- Provided records
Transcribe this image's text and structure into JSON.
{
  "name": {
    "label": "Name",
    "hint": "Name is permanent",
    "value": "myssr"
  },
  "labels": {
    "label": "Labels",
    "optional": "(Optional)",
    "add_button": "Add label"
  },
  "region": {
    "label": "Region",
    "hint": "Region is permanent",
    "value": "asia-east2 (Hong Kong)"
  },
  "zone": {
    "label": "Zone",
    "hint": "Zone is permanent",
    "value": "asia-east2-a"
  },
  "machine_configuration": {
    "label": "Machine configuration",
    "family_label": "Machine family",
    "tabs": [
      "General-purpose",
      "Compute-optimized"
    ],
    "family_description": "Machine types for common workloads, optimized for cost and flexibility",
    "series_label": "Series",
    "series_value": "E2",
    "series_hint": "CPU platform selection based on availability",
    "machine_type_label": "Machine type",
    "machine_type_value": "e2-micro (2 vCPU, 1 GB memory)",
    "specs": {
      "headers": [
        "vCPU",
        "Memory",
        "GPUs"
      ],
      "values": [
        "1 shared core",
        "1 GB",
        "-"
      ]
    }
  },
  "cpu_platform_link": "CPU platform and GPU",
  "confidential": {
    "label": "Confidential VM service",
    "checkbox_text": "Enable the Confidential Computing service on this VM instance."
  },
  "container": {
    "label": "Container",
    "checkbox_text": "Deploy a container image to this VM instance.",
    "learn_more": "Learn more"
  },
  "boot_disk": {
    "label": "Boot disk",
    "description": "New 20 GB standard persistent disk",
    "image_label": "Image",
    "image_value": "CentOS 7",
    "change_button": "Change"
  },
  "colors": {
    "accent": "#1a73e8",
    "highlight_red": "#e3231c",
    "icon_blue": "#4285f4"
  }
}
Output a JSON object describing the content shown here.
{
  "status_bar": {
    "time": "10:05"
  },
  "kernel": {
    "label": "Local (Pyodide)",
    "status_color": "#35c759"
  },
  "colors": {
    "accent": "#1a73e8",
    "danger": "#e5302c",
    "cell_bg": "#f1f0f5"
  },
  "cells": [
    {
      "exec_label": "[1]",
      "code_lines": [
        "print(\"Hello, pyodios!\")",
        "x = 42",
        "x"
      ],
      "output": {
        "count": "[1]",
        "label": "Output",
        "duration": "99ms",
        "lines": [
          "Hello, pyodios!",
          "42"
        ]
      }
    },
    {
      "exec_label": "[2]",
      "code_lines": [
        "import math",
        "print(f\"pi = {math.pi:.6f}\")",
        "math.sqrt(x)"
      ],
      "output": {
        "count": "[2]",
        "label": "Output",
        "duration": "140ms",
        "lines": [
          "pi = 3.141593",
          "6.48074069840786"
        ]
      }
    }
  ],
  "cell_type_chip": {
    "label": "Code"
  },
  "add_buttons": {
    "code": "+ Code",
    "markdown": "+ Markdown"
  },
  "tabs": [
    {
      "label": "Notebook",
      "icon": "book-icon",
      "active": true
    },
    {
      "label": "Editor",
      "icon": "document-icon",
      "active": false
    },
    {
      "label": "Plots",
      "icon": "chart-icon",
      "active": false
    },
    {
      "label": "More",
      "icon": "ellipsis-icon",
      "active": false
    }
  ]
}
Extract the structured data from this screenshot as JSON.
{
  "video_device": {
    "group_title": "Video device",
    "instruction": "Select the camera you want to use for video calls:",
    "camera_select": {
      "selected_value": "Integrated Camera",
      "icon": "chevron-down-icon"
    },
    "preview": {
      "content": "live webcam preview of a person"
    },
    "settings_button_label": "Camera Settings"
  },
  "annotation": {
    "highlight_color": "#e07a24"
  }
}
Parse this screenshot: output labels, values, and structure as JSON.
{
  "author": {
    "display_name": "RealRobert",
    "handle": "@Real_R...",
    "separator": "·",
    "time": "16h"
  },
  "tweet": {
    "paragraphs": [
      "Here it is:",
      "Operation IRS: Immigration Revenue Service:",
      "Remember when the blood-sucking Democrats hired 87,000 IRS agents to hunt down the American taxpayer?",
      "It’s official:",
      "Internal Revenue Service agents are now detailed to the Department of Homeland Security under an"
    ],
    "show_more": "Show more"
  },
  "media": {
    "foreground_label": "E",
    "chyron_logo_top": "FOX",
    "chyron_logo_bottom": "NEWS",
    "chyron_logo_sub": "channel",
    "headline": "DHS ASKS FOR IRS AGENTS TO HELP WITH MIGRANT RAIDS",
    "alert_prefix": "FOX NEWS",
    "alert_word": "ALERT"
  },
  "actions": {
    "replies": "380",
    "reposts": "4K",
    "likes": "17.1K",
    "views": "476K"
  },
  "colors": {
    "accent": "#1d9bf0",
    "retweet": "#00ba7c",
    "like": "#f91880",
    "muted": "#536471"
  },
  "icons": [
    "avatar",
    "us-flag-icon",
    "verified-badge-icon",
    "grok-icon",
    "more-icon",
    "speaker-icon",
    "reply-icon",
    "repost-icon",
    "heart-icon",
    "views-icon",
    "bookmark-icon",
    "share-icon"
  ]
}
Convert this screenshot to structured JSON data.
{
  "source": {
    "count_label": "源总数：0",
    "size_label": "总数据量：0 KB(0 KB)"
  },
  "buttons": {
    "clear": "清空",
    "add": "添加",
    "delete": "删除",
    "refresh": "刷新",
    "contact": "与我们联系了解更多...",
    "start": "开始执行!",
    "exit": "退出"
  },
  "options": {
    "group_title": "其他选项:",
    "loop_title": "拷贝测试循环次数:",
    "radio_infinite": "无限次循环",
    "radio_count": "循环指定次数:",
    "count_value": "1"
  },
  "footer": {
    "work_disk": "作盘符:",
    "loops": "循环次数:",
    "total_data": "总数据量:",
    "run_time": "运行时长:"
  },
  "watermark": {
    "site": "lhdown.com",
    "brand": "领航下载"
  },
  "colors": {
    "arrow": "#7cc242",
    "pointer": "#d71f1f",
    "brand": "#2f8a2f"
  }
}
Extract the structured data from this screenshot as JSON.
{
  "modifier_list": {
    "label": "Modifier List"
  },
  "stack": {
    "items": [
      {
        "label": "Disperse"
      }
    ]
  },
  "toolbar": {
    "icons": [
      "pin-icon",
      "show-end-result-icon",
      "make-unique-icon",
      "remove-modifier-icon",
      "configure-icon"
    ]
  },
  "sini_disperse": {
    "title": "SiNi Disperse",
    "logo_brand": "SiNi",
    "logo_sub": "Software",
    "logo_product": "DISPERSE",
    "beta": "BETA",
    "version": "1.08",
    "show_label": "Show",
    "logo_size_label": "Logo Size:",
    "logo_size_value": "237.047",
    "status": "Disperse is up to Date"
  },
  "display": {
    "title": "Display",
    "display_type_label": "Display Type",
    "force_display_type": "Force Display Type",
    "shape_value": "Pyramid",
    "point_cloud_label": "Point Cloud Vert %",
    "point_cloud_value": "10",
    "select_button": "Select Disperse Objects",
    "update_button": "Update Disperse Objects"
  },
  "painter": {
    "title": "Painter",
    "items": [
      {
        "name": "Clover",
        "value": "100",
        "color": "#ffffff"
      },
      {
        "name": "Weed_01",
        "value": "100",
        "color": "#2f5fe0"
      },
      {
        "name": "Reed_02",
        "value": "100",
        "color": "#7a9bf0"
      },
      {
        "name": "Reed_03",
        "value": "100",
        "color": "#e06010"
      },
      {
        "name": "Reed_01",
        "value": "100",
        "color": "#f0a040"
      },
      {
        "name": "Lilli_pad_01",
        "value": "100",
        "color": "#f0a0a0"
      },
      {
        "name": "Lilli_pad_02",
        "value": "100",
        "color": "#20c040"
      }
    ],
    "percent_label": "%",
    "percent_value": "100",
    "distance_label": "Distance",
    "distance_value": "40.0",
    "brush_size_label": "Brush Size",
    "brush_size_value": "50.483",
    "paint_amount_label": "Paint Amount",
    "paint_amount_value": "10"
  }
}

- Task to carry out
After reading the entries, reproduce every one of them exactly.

- Solution to this task
Transcribe this image's text and structure into JSON.
{
  "name": {
    "label": "Name",
    "hint": "Name is permanent",
    "value": "myssr"
  },
  "labels": {
    "label": "Labels",
    "optional": "(Optional)",
    "add_button": "Add label"
  },
  "region": {
    "label": "Region",
    "hint": "Region is permanent",
    "value": "asia-east2 (Hong Kong)"
  },
  "zone": {
    "label": "Zone",
    "hint": "Zone is permanent",
    "value": "asia-east2-a"
  },
  "machine_configuration": {
    "label": "Machine configuration",
    "family_label": "Machine family",
    "tabs": [
      "General-purpose",
      "Compute-optimized"
    ],
    "family_description": "Machine types for common workloads, optimized for cost and flexibility",
    "series_label": "Series",
    "series_value": "E2",
    "series_hint": "CPU platform selection based on availability",
    "machine_type_label": "Machine type",
    "machine_type_value": "e2-micro (2 vCPU, 1 GB memory)",
    "specs": {
      "headers": [
        "vCPU",
        "Memory",
        "GPUs"
      ],
      "values": [
        "1 shared core",
        "1 GB",
        "-"
      ]
    }
  },
  "cpu_platform_link": "CPU platform and GPU",
  "confidential": {
    "label": "Confidential VM service",
    "checkbox_text": "Enable the Confidential Computing service on this VM instance."
  },
  "container": {
    "label": "Container",
    "checkbox_text": "Deploy a container image to this VM instance.",
    "learn_more": "Learn more"
  },
  "boot_disk": {
    "label": "Boot disk",
    "description": "New 20 GB standard persistent disk",
    "image_label": "Image",
    "image_value": "CentOS 7",
    "change_button": "Change"
  },
  "colors": {
    "accent": "#1a73e8",
    "highlight_red": "#e3231c",
    "icon_blue": "#4285f4"
  }
}
Output a JSON object describing the content shown here.
{
  "status_bar": {
    "time": "10:05"
  },
  "kernel": {
    "label": "Local (Pyodide)",
    "status_color": "#35c759"
  },
  "colors": {
    "accent": "#1a73e8",
    "danger": "#e5302c",
    "cell_bg": "#f1f0f5"
  },
  "cells": [
    {
      "exec_label": "[1]",
      "code_lines": [
        "print(\"Hello, pyodios!\")",
        "x = 42",
        "x"
      ],
      "output": {
        "count": "[1]",
        "label": "Output",
        "duration": "99ms",
        "lines": [
          "Hello, pyodios!",
          "42"
        ]
      }
    },
    {
      "exec_label": "[2]",
      "code_lines": [
        "import math",
        "print(f\"pi = {math.pi:.6f}\")",
        "math.sqrt(x)"
      ],
      "output": {
        "count": "[2]",
        "label": "Output",
        "duration": "140ms",
        "lines": [
          "pi = 3.141593",
          "6.48074069840786"
        ]
      }
    }
  ],
  "cell_type_chip": {
    "label": "Code"
  },
  "add_buttons": {
    "code": "+ Code",
    "markdown": "+ Markdown"
  },
  "tabs": [
    {
      "label": "Notebook",
      "icon": "book-icon",
      "active": true
    },
    {
      "label": "Editor",
      "icon": "document-icon",
      "active": false
    },
    {
      "label": "Plots",
      "icon": "chart-icon",
      "active": false
    },
    {
      "label": "More",
      "icon": "ellipsis-icon",
      "active": false
    }
  ]
}
Extract the structured data from this screenshot as JSON.
{
  "video_device": {
    "group_title": "Video device",
    "instruction": "Select the camera you want to use for video calls:",
    "camera_select": {
      "selected_value": "Integrated Camera",
      "icon": "chevron-down-icon"
    },
    "preview": {
      "content": "live webcam preview of a person"
    },
    "settings_button_label": "Camera Settings"
  },
  "annotation": {
    "highlight_color": "#e07a24"
  }
}
Parse this screenshot: output labels, values, and structure as JSON.
{
  "author": {
    "display_name": "RealRobert",
    "handle": "@Real_R...",
    "separator": "·",
    "time": "16h"
  },
  "tweet": {
    "paragraphs": [
      "Here it is:",
      "Operation IRS: Immigration Revenue Service:",
      "Remember when the blood-sucking Democrats hired 87,000 IRS agents to hunt down the American taxpayer?",
      "It’s official:",
      "Internal Revenue Service agents are now detailed to the Department of Homeland Security under an"
    ],
    "show_more": "Show more"
  },
  "media": {
    "foreground_label": "E",
    "chyron_logo_top": "FOX",
    "chyron_logo_bottom": "NEWS",
    "chyron_logo_sub": "channel",
    "headline": "DHS ASKS FOR IRS AGENTS TO HELP WITH MIGRANT RAIDS",
    "alert_prefix": "FOX NEWS",
    "alert_word": "ALERT"
  },
  "actions": {
    "replies": "380",
    "reposts": "4K",
    "likes": "17.1K",
    "views": "476K"
  },
  "colors": {
    "accent": "#1d9bf0",
    "retweet": "#00ba7c",
    "like": "#f91880",
    "muted": "#536471"
  },
  "icons": [
    "avatar",
    "us-flag-icon",
    "verified-badge-icon",
    "grok-icon",
    "more-icon",
    "speaker-icon",
    "reply-icon",
    "repost-icon",
    "heart-icon",
    "views-icon",
    "bookmark-icon",
    "share-icon"
  ]
}
Convert this screenshot to structured JSON data.
{
  "source": {
    "count_label": "源总数：0",
    "size_label": "总数据量：0 KB(0 KB)"
  },
  "buttons": {
    "clear": "清空",
    "add": "添加",
    "delete": "删除",
    "refresh": "刷新",
    "contact": "与我们联系了解更多...",
    "start": "开始执行!",
    "exit": "退出"
  },
  "options": {
    "group_title": "其他选项:",
    "loop_title": "拷贝测试循环次数:",
    "radio_infinite": "无限次循环",
    "radio_count": "循环指定次数:",
    "count_value": "1"
  },
  "footer": {
    "work_disk": "作盘符:",
    "loops": "循环次数:",
    "total_data": "总数据量:",
    "run_time": "运行时长:"
  },
  "watermark": {
    "site": "lhdown.com",
    "brand": "领航下载"
  },
  "colors": {
    "arrow": "#7cc242",
    "pointer": "#d71f1f",
    "brand": "#2f8a2f"
  }
}
Extract the structured data from this screenshot as JSON.
{
  "modifier_list": {
    "label": "Modifier List"
  },
  "stack": {
    "items": [
      {
        "label": "Disperse"
      }
    ]
  },
  "toolbar": {
    "icons": [
      "pin-icon",
      "show-end-result-icon",
      "make-unique-icon",
      "remove-modifier-icon",
      "configure-icon"
    ]
  },
  "sini_disperse": {
    "title": "SiNi Disperse",
    "logo_brand": "SiNi",
    "logo_sub": "Software",
    "logo_product": "DISPERSE",
    "beta": "BETA",
    "version": "1.08",
    "show_label": "Show",
    "logo_size_label": "Logo Size:",
    "logo_size_value": "237.047",
    "status": "Disperse is up to Date"
  },
  "display": {
    "title": "Display",
    "display_type_label": "Display Type",
    "force_display_type": "Force Display Type",
    "shape_value": "Pyramid",
    "point_cloud_label": "Point Cloud Vert %",
    "point_cloud_value": "10",
    "select_button": "Select Disperse Objects",
    "update_button": "Update Disperse Objects"
  },
  "painter": {
    "title": "Painter",
    "items": [
      {
        "name": "Clover",
        "value": "100",
        "color": "#ffffff"
      },
      {
        "name": "Weed_01",
        "value": "100",
        "color": "#2f5fe0"
      },
      {
        "name": "Reed_02",
        "value": "100",
        "color": "#7a9bf0"
      },
      {
        "name": "Reed_03",
        "value": "100",
        "color": "#e06010"
      },
      {
        "name": "Reed_01",
        "value": "100",
        "color": "#f0a040"
      },
      {
        "name": "Lilli_pad_01",
        "value": "100",
        "color": "#f0a0a0"
      },
      {
        "name": "Lilli_pad_02",
        "value": "100",
        "color": "#20c040"
      }
    ],
    "percent_label": "%",
    "percent_value": "100",
    "distance_label": "Distance",
    "distance_value": "40.0",
    "brush_size_label": "Brush Size",
    "brush_size_value": "50.483",
    "paint_amount_label": "Paint Amount",
    "paint_amount_value": "10"
  }
}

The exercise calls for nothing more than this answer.